#### Given entries:
_____

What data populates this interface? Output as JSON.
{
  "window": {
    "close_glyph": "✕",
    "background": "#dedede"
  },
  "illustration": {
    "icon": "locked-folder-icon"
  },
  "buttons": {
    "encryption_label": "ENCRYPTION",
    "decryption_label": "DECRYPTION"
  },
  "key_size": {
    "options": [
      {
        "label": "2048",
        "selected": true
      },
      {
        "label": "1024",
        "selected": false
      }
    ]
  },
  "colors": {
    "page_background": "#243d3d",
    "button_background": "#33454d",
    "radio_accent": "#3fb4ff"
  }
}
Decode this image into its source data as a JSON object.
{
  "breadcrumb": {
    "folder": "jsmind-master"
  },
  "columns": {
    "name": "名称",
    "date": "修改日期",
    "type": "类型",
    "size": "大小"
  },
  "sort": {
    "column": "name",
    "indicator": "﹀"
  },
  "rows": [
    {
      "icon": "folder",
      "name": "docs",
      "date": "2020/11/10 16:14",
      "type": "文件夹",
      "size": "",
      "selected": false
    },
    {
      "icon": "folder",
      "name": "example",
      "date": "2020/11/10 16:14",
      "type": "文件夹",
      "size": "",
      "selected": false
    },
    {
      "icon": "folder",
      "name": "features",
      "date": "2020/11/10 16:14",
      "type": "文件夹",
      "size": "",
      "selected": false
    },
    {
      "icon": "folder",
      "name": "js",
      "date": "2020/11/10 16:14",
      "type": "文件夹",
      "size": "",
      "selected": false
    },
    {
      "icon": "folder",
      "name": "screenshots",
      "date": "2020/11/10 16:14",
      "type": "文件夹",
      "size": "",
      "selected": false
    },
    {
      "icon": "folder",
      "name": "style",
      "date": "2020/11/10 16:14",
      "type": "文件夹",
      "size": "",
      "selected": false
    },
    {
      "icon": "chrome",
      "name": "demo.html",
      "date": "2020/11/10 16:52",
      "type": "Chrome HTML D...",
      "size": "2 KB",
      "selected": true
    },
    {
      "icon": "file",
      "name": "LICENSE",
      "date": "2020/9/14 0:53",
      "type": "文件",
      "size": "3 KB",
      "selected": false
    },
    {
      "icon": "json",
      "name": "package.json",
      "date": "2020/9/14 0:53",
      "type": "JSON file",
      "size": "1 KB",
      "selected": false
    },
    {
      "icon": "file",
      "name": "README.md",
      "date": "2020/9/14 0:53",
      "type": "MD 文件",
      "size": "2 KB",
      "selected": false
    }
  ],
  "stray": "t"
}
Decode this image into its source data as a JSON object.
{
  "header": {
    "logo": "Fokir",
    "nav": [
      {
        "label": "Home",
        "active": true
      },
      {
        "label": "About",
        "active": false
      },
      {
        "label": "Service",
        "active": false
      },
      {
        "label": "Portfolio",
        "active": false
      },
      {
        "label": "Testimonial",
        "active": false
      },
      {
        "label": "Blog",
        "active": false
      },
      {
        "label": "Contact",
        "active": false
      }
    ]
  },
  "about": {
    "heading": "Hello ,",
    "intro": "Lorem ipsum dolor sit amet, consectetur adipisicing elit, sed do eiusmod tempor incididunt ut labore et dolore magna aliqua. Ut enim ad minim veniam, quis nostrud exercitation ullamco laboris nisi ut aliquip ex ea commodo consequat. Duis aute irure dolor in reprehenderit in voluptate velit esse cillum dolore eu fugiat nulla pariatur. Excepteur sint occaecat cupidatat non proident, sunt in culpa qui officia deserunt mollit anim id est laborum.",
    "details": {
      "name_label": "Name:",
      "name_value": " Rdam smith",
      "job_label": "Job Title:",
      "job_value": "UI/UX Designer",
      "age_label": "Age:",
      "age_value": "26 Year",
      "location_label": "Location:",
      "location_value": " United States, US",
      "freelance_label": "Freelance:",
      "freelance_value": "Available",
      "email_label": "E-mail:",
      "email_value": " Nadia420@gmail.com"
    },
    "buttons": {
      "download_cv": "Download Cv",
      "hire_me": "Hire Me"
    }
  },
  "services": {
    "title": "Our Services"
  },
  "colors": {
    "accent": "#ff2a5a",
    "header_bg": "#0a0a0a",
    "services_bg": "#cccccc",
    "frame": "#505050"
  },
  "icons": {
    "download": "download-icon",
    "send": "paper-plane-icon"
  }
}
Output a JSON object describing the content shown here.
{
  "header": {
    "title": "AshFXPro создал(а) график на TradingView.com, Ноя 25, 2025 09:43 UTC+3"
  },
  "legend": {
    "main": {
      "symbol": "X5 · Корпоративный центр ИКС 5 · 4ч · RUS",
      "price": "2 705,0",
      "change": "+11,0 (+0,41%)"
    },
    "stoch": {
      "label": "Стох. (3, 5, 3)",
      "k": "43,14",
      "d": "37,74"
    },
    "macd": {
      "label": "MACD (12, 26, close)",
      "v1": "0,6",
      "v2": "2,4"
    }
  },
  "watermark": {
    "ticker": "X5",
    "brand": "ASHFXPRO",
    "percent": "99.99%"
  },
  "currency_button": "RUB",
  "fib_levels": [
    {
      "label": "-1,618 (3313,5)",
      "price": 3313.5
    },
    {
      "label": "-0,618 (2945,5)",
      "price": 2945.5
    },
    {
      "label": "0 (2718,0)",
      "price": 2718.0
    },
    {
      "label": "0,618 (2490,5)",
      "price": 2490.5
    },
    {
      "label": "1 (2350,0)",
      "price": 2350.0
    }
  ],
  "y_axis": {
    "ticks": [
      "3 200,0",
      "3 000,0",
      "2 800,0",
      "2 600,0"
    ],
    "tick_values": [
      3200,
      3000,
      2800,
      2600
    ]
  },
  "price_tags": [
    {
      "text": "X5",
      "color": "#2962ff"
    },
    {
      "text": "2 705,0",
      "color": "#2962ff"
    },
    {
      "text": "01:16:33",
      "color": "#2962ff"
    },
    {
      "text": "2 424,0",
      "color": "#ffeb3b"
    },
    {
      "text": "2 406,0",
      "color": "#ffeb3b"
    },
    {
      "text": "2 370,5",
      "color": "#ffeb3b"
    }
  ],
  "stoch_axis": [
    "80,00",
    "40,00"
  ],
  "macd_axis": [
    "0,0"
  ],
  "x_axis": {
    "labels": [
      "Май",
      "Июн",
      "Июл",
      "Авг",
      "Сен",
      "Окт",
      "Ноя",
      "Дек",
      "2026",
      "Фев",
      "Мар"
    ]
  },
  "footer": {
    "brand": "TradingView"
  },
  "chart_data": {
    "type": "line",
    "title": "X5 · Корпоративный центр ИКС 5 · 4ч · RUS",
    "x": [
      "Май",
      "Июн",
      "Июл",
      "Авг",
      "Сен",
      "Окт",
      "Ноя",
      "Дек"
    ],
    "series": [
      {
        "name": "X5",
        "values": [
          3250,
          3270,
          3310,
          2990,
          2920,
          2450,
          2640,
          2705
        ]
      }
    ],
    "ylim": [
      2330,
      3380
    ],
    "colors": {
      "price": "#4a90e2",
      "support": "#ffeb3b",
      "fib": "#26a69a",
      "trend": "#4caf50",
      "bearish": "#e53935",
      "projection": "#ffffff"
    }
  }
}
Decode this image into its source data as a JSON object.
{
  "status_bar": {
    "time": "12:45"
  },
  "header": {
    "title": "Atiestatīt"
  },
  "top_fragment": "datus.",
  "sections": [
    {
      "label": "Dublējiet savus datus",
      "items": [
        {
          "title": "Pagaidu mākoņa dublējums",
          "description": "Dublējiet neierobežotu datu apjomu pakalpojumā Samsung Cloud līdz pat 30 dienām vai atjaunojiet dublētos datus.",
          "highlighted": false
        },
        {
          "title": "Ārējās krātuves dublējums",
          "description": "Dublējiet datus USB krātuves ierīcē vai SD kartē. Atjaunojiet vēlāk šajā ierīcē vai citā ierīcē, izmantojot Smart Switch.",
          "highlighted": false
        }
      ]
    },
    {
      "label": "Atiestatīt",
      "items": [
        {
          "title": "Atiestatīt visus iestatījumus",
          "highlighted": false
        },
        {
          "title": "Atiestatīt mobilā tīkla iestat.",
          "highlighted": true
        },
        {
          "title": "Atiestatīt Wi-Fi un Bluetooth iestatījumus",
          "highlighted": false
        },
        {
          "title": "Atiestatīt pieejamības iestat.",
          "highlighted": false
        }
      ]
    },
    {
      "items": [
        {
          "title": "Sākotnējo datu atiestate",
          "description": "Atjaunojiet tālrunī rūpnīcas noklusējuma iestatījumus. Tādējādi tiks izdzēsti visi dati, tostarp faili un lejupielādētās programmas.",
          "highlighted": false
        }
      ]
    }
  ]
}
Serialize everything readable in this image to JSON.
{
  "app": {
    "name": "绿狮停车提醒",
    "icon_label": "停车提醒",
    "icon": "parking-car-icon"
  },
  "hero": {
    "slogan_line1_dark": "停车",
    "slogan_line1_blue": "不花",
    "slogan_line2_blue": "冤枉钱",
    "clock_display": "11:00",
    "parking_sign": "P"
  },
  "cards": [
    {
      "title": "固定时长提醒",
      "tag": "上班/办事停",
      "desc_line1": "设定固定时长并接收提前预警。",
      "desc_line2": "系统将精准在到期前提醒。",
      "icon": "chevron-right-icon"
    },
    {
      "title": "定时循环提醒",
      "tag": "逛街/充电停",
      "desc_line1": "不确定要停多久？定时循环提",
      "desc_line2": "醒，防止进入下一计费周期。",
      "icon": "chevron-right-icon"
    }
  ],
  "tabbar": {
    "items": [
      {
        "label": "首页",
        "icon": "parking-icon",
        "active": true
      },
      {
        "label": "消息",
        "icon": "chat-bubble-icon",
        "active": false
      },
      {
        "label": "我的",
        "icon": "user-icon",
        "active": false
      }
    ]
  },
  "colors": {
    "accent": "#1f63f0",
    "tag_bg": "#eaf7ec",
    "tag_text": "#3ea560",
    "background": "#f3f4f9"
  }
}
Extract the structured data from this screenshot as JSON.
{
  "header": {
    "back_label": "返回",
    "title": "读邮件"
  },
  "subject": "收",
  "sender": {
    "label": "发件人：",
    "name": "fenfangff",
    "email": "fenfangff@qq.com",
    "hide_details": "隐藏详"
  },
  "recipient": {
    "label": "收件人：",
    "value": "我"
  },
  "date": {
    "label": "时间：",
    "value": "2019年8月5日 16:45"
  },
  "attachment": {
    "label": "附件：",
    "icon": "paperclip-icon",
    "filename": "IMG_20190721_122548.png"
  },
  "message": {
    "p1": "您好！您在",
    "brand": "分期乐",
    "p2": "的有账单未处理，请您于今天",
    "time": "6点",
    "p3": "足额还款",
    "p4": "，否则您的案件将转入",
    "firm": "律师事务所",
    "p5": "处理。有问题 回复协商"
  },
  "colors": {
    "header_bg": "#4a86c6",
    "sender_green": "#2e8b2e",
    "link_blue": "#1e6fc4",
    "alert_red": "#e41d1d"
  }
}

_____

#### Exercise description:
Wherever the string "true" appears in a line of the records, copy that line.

#### Solution to this task:
        "selected": true
      "selected": true
        "active": true
          "highlighted": true
        "active": true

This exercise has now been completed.